Having a good networking strategy in place could open the mind and make the entrepreneur spend more time thinking. It could also serve as a key way to access new trends and to work through strategic issues. Answer questions to yourself like, ‘what is the right thing for me to do?’, ‘why am I trying to operate the way I do?’, ‘is there a better way to approach the challenges I have?’, ‘how did others approached the challenges I’m facing? etc. Furthermore, unlike networking, ‘tech forums’ can’t really inspire. Inspiration is a must to find the next step for the company’s tech. Networking can provide inside information about the competitor and how they plan to address the same issues. Moreover, if needed, networking can help entrepreneurs find their next job.
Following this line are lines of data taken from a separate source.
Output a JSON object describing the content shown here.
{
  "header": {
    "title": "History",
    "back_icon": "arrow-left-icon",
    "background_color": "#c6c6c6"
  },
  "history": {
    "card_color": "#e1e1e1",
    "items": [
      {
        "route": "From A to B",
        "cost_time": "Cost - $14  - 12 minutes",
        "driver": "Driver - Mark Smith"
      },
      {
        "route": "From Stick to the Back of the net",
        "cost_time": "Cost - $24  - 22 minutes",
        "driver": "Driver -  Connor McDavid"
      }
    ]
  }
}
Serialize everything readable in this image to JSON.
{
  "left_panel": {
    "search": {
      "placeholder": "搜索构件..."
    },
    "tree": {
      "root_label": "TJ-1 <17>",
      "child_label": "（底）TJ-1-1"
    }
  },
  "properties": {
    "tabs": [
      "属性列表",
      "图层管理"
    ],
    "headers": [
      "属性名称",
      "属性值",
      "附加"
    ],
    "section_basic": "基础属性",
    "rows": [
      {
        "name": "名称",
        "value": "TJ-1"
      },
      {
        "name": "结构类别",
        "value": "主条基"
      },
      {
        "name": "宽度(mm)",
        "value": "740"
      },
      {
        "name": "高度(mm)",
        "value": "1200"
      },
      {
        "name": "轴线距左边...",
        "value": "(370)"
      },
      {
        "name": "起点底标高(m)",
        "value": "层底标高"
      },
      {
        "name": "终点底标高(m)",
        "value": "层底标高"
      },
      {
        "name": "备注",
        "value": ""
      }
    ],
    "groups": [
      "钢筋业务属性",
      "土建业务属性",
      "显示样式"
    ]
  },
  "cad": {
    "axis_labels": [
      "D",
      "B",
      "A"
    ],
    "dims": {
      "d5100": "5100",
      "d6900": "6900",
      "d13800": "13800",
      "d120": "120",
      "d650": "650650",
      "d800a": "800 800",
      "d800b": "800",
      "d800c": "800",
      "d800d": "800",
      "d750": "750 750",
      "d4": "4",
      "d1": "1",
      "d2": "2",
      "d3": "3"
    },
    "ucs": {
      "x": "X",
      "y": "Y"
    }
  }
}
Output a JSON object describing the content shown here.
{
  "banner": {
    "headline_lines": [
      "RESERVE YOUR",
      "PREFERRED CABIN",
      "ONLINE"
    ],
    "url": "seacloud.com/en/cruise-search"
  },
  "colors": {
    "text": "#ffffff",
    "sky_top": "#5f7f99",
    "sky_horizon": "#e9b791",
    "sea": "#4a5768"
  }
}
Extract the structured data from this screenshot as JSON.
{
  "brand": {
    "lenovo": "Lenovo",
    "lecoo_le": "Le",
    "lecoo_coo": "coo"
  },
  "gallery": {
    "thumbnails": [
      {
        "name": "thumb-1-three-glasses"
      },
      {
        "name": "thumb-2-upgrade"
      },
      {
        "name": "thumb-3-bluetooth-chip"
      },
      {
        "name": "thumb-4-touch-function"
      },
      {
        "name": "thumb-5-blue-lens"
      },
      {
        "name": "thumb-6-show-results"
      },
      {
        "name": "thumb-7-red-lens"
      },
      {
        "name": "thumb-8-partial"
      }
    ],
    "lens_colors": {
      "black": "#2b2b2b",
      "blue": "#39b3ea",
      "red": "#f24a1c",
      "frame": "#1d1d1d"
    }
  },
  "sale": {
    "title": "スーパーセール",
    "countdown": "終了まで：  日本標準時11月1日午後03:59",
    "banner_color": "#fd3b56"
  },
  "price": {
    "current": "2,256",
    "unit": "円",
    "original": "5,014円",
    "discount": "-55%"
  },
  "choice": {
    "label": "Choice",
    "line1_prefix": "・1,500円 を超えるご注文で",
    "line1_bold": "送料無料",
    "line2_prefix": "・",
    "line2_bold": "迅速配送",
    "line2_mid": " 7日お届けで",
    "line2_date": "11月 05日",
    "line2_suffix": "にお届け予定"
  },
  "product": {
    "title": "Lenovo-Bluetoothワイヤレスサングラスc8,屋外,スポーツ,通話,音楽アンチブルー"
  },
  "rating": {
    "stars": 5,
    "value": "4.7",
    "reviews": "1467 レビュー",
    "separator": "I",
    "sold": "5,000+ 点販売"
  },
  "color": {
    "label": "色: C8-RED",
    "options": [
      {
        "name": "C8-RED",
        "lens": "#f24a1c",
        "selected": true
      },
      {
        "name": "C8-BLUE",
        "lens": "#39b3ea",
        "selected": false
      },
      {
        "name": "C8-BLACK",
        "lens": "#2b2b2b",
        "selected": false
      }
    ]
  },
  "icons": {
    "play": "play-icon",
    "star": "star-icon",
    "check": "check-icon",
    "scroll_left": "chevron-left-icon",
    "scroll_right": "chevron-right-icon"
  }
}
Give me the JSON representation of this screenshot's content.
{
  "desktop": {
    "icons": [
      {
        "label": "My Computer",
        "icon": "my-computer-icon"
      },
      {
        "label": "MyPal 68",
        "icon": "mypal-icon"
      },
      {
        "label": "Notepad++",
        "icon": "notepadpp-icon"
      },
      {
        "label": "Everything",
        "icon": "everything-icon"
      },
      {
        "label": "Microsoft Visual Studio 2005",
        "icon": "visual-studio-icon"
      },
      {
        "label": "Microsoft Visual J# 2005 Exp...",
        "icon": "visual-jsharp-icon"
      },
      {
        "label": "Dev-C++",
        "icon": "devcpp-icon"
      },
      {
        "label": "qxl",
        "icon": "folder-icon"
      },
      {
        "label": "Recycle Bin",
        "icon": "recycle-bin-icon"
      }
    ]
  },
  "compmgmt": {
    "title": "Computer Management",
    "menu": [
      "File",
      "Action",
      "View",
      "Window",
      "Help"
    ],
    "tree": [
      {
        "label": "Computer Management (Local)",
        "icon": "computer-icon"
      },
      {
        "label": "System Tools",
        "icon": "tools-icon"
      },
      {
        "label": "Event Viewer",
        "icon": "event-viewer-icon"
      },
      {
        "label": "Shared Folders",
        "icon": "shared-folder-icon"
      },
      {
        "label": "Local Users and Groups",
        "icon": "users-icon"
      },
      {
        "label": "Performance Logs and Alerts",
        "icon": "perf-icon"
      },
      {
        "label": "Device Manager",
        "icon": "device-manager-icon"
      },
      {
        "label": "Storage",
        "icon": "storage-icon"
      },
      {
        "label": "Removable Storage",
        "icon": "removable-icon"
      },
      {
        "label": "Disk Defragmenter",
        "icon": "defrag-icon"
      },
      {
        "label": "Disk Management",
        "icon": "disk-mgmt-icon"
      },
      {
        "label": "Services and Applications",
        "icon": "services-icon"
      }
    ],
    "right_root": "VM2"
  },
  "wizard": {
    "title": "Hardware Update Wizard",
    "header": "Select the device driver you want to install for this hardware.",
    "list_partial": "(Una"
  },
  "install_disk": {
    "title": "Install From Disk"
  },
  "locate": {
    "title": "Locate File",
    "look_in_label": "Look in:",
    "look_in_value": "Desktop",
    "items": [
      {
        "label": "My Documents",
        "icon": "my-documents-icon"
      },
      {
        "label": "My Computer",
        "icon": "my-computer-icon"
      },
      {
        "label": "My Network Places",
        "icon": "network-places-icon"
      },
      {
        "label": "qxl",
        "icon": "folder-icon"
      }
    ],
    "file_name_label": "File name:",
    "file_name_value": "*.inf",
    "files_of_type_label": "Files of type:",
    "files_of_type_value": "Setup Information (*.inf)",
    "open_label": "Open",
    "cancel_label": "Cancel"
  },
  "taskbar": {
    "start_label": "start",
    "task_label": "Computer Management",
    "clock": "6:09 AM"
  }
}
“Instead of better glasses, your network gives you better eyes.” (Ronal Burt)
True. Networking can be uncomfortable and almost painful for some people, as indicated in the first answer (“I’m shy”), but it is something we must all do. The fact remains that networking accounts for roughly 70 percent of jobs landed by job seekers. It is the most successful way of gaining employment — even if it also feels like the most difficult one.
As for the fifth answer given by tech startup founders for not networking much (saying “I’m willing to pay someone with the right network” to do a certain task). Well, as an investment banker myself, I can honestly say that my job is to work with Startups while using my network to get the task done. However, when I ask them how they found me, they usually say “someone from my network advised me to reach out to you”….I guess my view of networking comes from a business attitude which believes that even tech entrepreneurs can find business partners just by networking.
However, I recall an entrepreneur asking me something about networking which I couldn’t answer, and as I explored further, I was even more confused. He asked me, “if networking is so important, how come it is not discussed in Entrepreneurial courses?” And indeed, he was right. I went over 20 curricula of Entrepreneurship courses in Universities and colleges and could not find anything about networking. Why is that?
So, what do you think? Is networking important just to businesspeople? Please feel free to share in the below comments